Anonymous More than 1 year ago
Loved this book. Might have something to do with being from Louisiana.
Anonymous More than 1 year ago
The structure of the writing makes for very difficult reading...
Anonymous More than 1 year ago
Started reading and could not put it down It is now midnight and i will pay for it tomorrow. It was worth it!
Peyton Schilling More than 1 year ago
Awesome book
Anonymous More than 1 year ago
Guest More than 1 year ago
I absolutely fell in love with this book and most importantly Meely, the main character. I found myself reading this book anytime I got a free moment and it was very hard to put it down. This is a great coming-of-age book about a 15 year old boy and the hard life he has. As the Denver Post states, it will surely remind you of Huck Finn.
Guest More than 1 year ago
All of us down here in South Louisiana either knew Meeley or we are him. In either case our view of heaven will never be the same!
Guest More than 1 year ago
Within the first two paragraphs I knew I was in for a delightful experience. Meely is a real 'swamp rat', and I often felt as if I was wandering through the Catahoula Bayou right beside him. An easy, pleasurable read that anyone who enjoys geographically realistic writing should not miss. First novels are often some of the best reading available, and Ken Wells has proven this with real finesse. Thanks to him for a most enjoyable book!!
Guest More than 1 year ago
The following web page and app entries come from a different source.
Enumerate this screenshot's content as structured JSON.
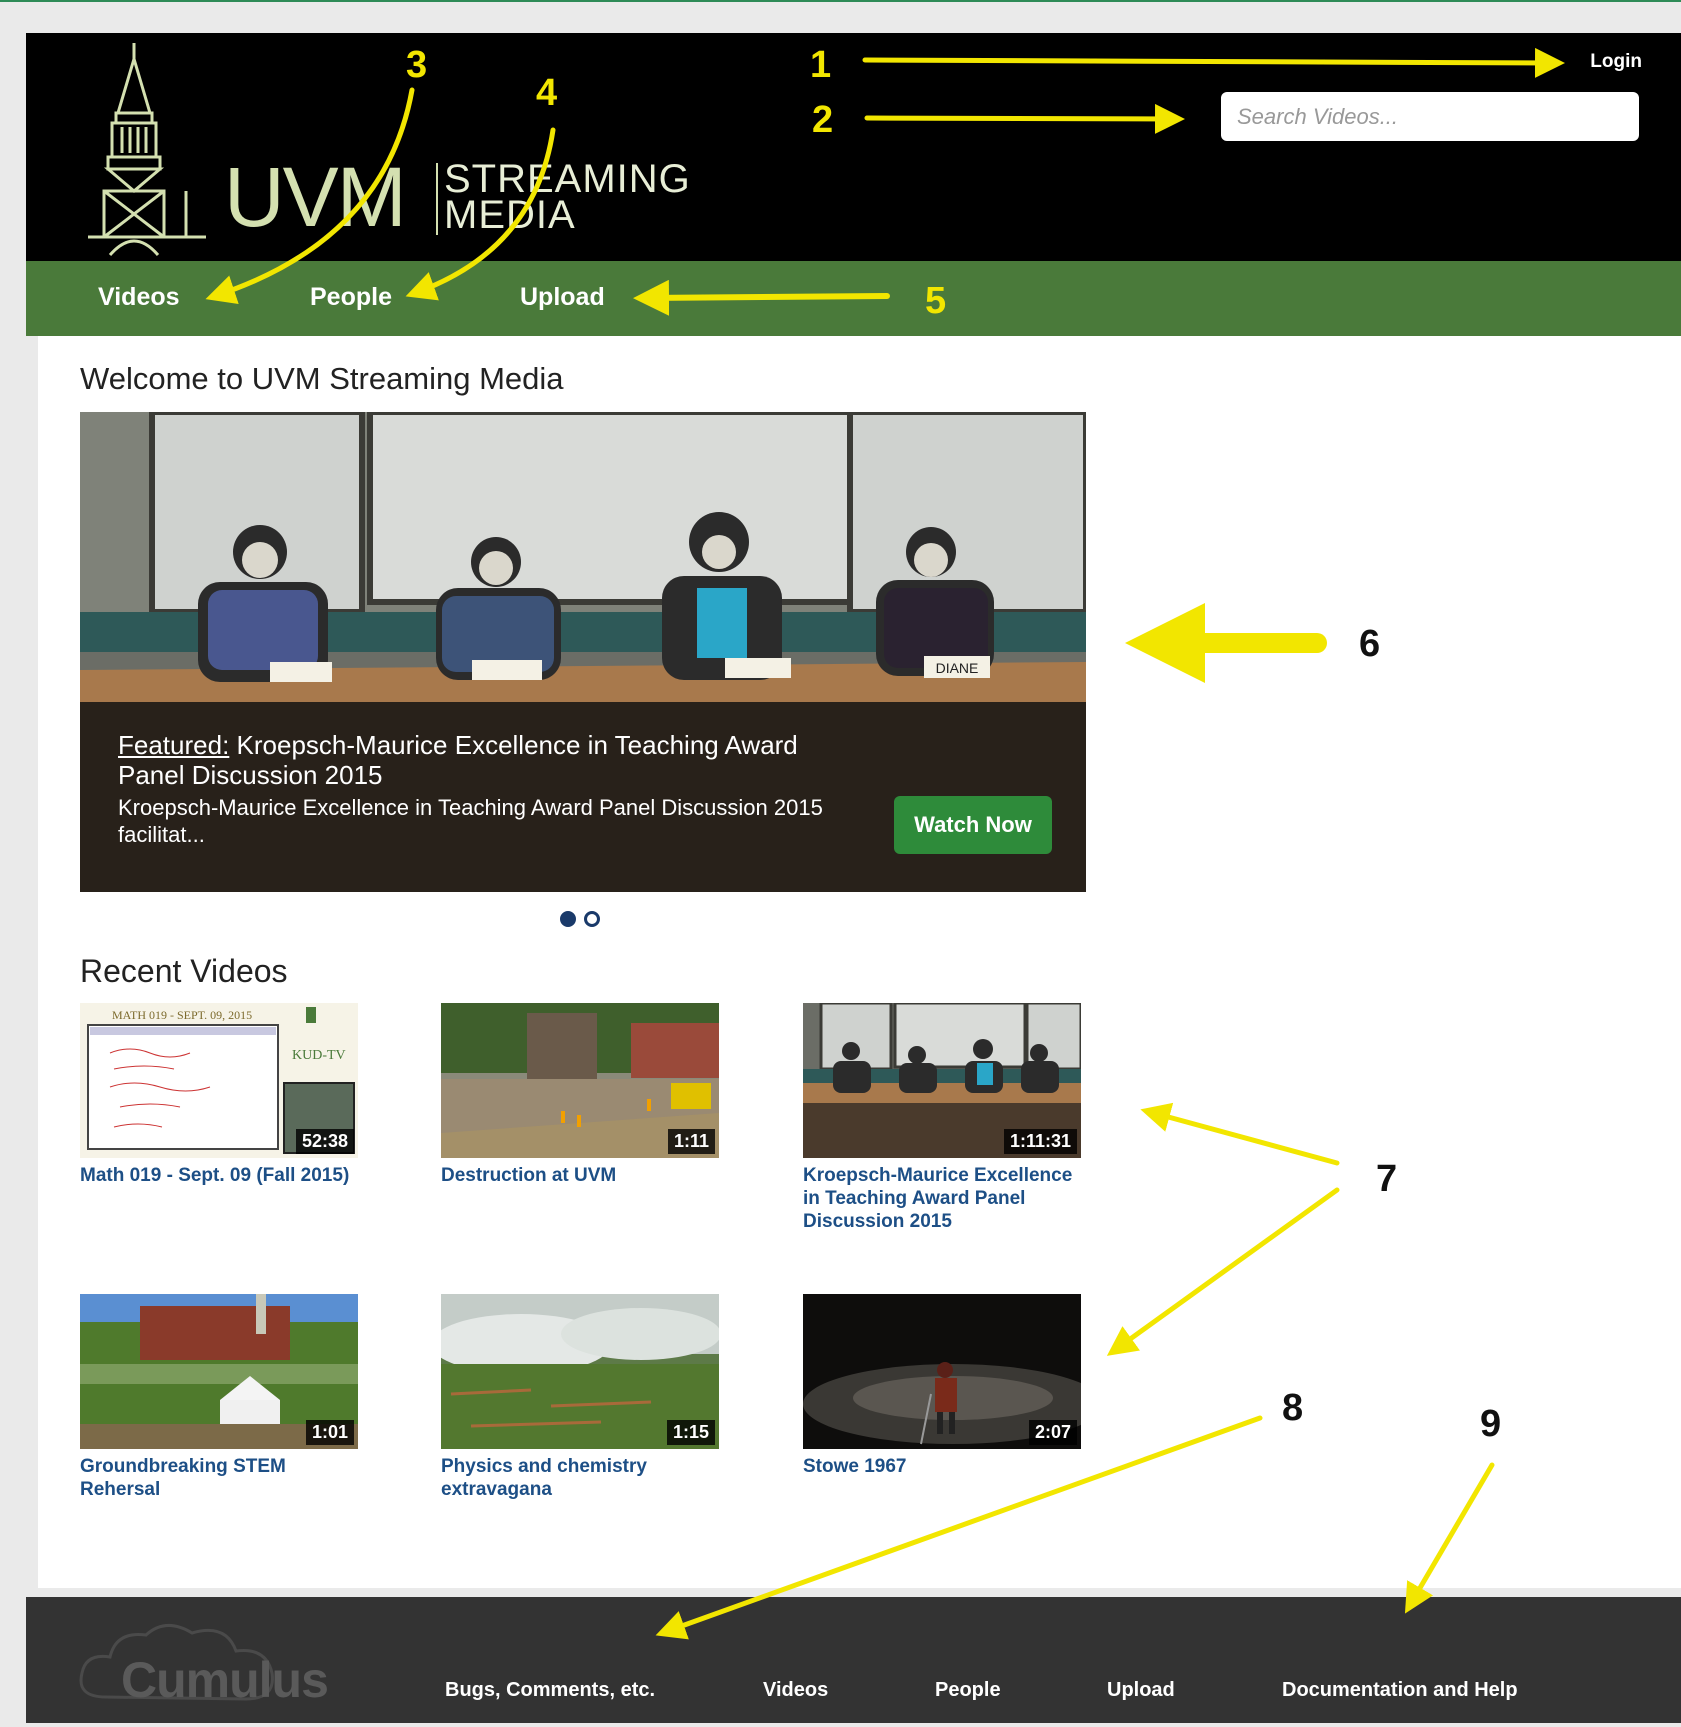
{
  "header": {
    "logo": {
      "primary": "UVM",
      "line1": "STREAMING",
      "line2": "MEDIA"
    },
    "login_label": "Login",
    "search_placeholder": "Search Videos..."
  },
  "nav": {
    "items": [
      "Videos",
      "People",
      "Upload"
    ]
  },
  "main": {
    "welcome_heading": "Welcome to UVM Streaming Media",
    "featured": {
      "label": "Featured:",
      "title": "Kroepsch-Maurice Excellence in Teaching Award Panel Discussion 2015",
      "description": "Kroepsch-Maurice Excellence in Teaching Award Panel Discussion 2015 facilitat...",
      "watch_label": "Watch Now",
      "nameplates": [
        "DIANE"
      ],
      "carousel_dots": 2,
      "active_dot": 0
    },
    "recent_heading": "Recent Videos",
    "videos": [
      {
        "title": "Math 019 - Sept. 09 (Fall 2015)",
        "duration": "52:38",
        "thumb_text": "MATH 019 - SEPT. 09, 2015",
        "thumb_badge": "KUD-TV"
      },
      {
        "title": "Destruction at UVM",
        "duration": "1:11"
      },
      {
        "title": "Kroepsch-Maurice Excellence in Teaching Award Panel Discussion 2015",
        "duration": "1:11:31"
      },
      {
        "title": "Groundbreaking STEM Rehersal",
        "duration": "1:01"
      },
      {
        "title": "Physics and chemistry extravagana",
        "duration": "1:15"
      },
      {
        "title": "Stowe 1967",
        "duration": "2:07"
      }
    ]
  },
  "footer": {
    "logo_text": "Cumulus",
    "links": [
      "Bugs, Comments, etc.",
      "Videos",
      "People",
      "Upload",
      "Documentation and Help"
    ]
  },
  "annotations": [
    "1",
    "2",
    "3",
    "4",
    "5",
    "6",
    "7",
    "8",
    "9"
  ],
  "colors": {
    "header_bg": "#000000",
    "nav_bg": "#4a7a3a",
    "footer_bg": "#333333",
    "link_blue": "#1d4f86",
    "watch_green": "#2e8b3a",
    "annotation_yellow": "#f2e600"
  }
}
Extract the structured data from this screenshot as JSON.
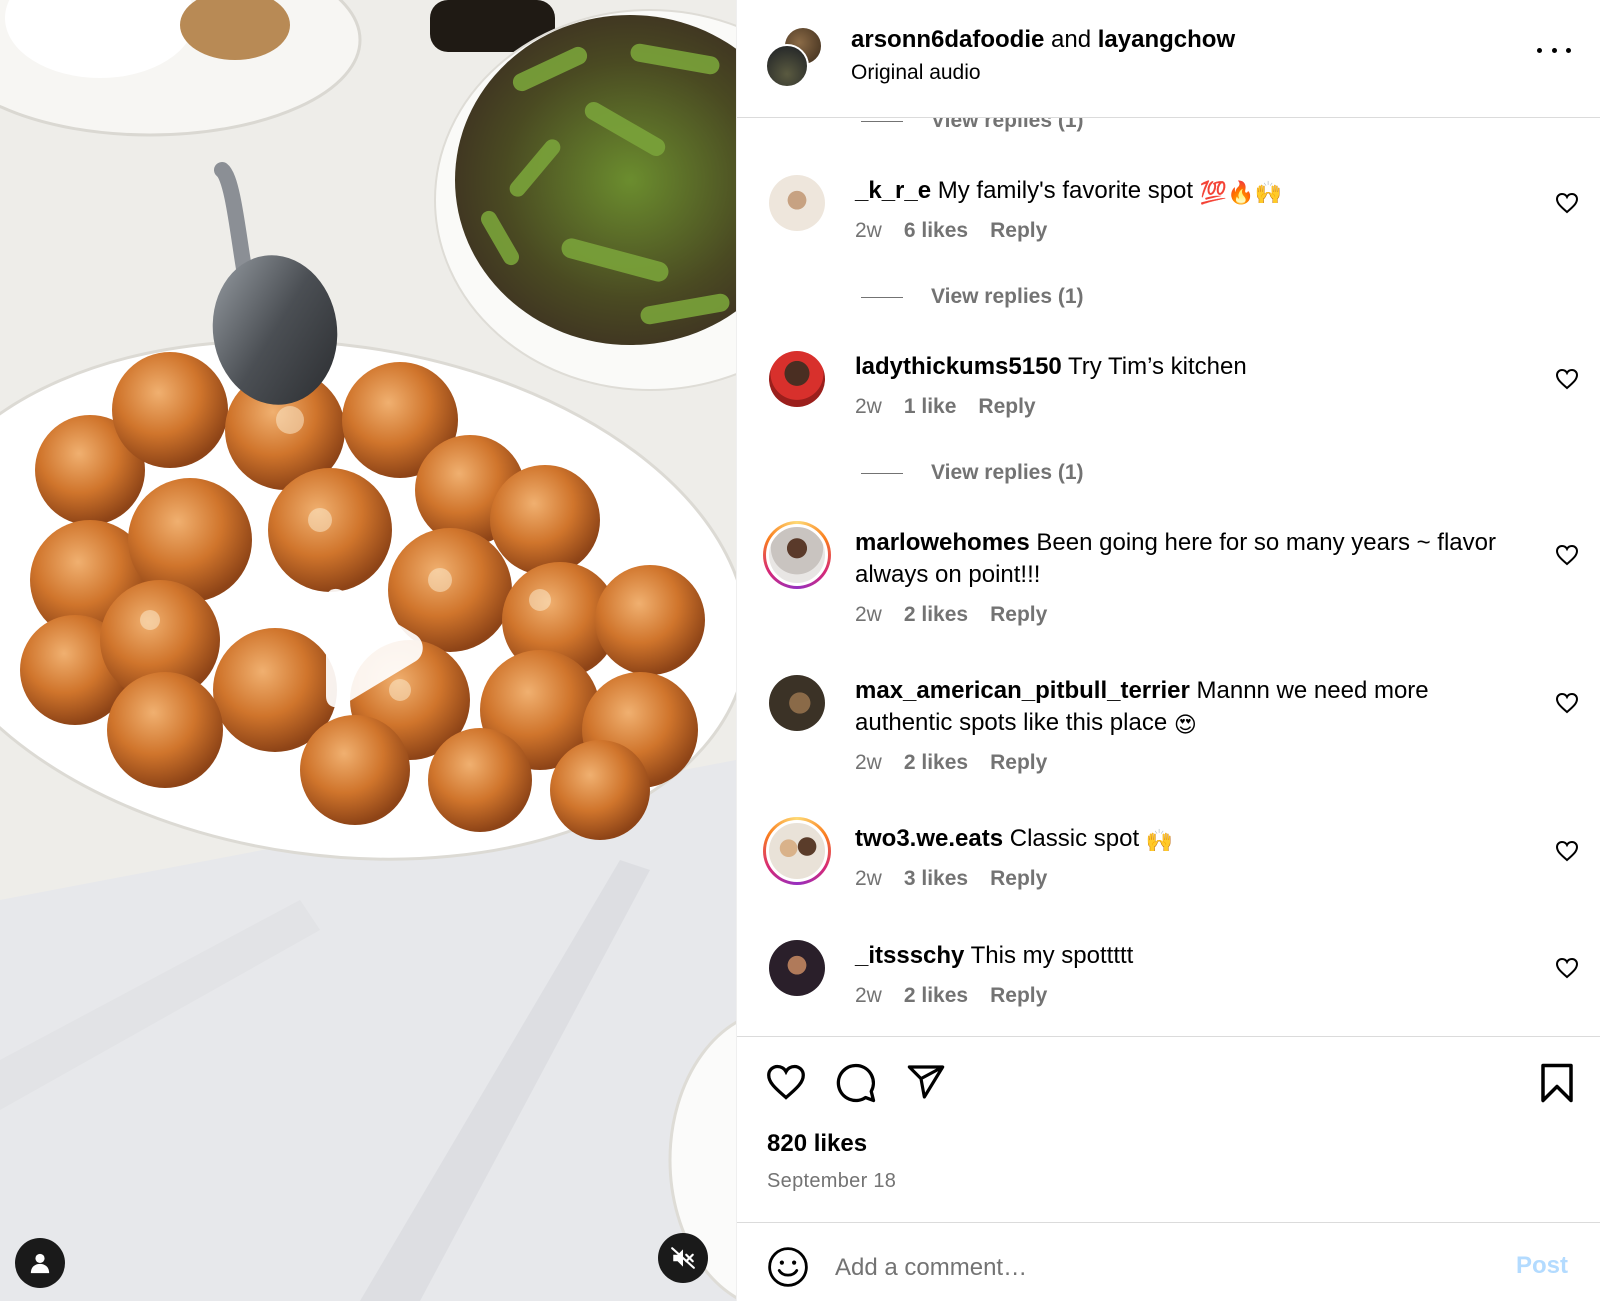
{
  "header": {
    "user1": "arsonn6dafoodie",
    "joiner": "and",
    "user2": "layangchow",
    "subtitle": "Original audio",
    "more_icon": "more-horizontal-icon"
  },
  "partial_view_replies": "View replies (1)",
  "comments": [
    {
      "username": "_k_r_e",
      "text": "My family's favorite spot",
      "emoji": "💯🔥🙌",
      "time": "2w",
      "likes": "6 likes",
      "reply": "Reply",
      "view_replies": "View replies (1)"
    },
    {
      "username": "ladythickums5150",
      "text": "Try Tim’s kitchen",
      "emoji": "",
      "time": "2w",
      "likes": "1 like",
      "reply": "Reply",
      "view_replies": "View replies (1)"
    },
    {
      "username": "marlowehomes",
      "text": "Been going here for so many years ~ flavor always on point!!!",
      "emoji": "",
      "time": "2w",
      "likes": "2 likes",
      "reply": "Reply"
    },
    {
      "username": "max_american_pitbull_terrier",
      "text": "Mannn we need more authentic spots like this place",
      "emoji": "😍",
      "time": "2w",
      "likes": "2 likes",
      "reply": "Reply"
    },
    {
      "username": "two3.we.eats",
      "text": "Classic spot",
      "emoji": "🙌",
      "time": "2w",
      "likes": "3 likes",
      "reply": "Reply"
    },
    {
      "username": "_itssschy",
      "text": "This my spottttt",
      "emoji": "",
      "time": "2w",
      "likes": "2 likes",
      "reply": "Reply"
    }
  ],
  "post": {
    "likes": "820 likes",
    "date": "September 18"
  },
  "composer": {
    "placeholder": "Add a comment…",
    "post_label": "Post"
  },
  "colors": {
    "muted_text": "#737373",
    "post_button_disabled": "#b3dbff",
    "divider": "#dbdbdb"
  }
}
As a bookseller, it is always a delight to find a new author to recommend. I recommend Ken Wells highly - Meely is a bit of a rascal, and utterly charming! I understand the comparison to Huck Finn, but I think Meely will appeal much more to today's teens, as well as adults. Meely is an authentic and convincing new voice in literature. Be careful! He will sneak up and touch your heart before you know what has happened. I know that he will live in my heart for a long, long time. Read this book! You won't be disappointed, you have promise as a bookseller!